ASSIGNED TASK:
Your reply should hold every entry below exactly as written and none of the pictures.

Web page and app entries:
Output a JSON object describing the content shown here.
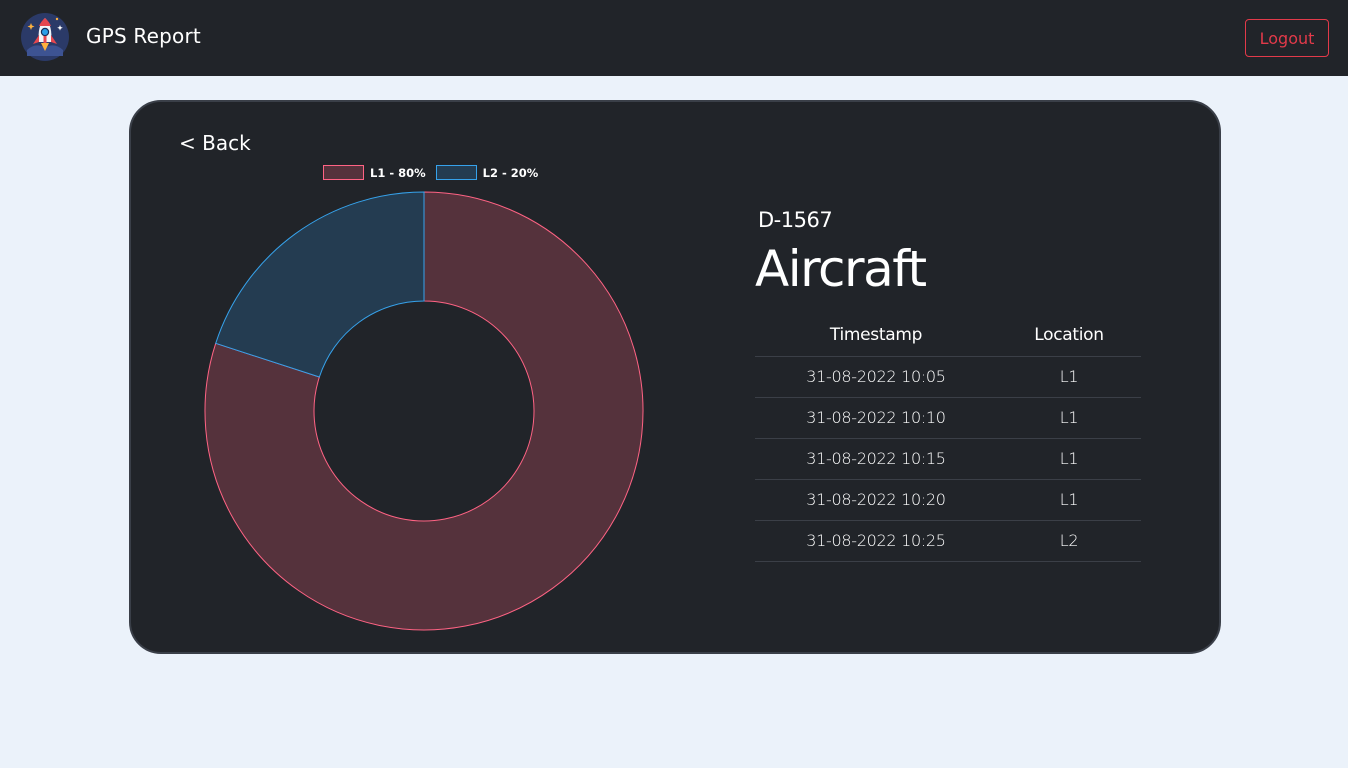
{
  "navbar": {
    "brand_title": "GPS Report",
    "logout_label": "Logout"
  },
  "card": {
    "back_label": "< Back",
    "aircraft_id": "D-1567",
    "aircraft_type": "Aircraft"
  },
  "table": {
    "headers": [
      "Timestamp",
      "Location"
    ],
    "rows": [
      [
        "31-08-2022 10:05",
        "L1"
      ],
      [
        "31-08-2022 10:10",
        "L1"
      ],
      [
        "31-08-2022 10:15",
        "L1"
      ],
      [
        "31-08-2022 10:20",
        "L1"
      ],
      [
        "31-08-2022 10:25",
        "L2"
      ]
    ]
  },
  "chart_data": {
    "type": "pie",
    "variant": "doughnut",
    "categories": [
      "L1 - 80%",
      "L2 - 20%"
    ],
    "values": [
      80,
      20
    ],
    "legend_position": "top",
    "colors": {
      "fill": [
        "#55323c",
        "#243c51"
      ],
      "stroke": [
        "#ff6384",
        "#36a2eb"
      ]
    }
  },
  "colors": {
    "navbar_bg": "#212429",
    "page_bg": "#ebf2fa",
    "card_bg": "#212429",
    "logout_accent": "#e23a4a"
  }
}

EXERCISE RESULT:
Output a JSON object describing the content shown here.
{
  "navbar": {
    "brand_title": "GPS Report",
    "logout_label": "Logout"
  },
  "card": {
    "back_label": "< Back",
    "aircraft_id": "D-1567",
    "aircraft_type": "Aircraft"
  },
  "table": {
    "headers": [
      "Timestamp",
      "Location"
    ],
    "rows": [
      [
        "31-08-2022 10:05",
        "L1"
      ],
      [
        "31-08-2022 10:10",
        "L1"
      ],
      [
        "31-08-2022 10:15",
        "L1"
      ],
      [
        "31-08-2022 10:20",
        "L1"
      ],
      [
        "31-08-2022 10:25",
        "L2"
      ]
    ]
  },
  "chart_data": {
    "type": "pie",
    "variant": "doughnut",
    "categories": [
      "L1 - 80%",
      "L2 - 20%"
    ],
    "values": [
      80,
      20
    ],
    "legend_position": "top",
    "colors": {
      "fill": [
        "#55323c",
        "#243c51"
      ],
      "stroke": [
        "#ff6384",
        "#36a2eb"
      ]
    }
  },
  "colors": {
    "navbar_bg": "#212429",
    "page_bg": "#ebf2fa",
    "card_bg": "#212429",
    "logout_accent": "#e23a4a"
  }
}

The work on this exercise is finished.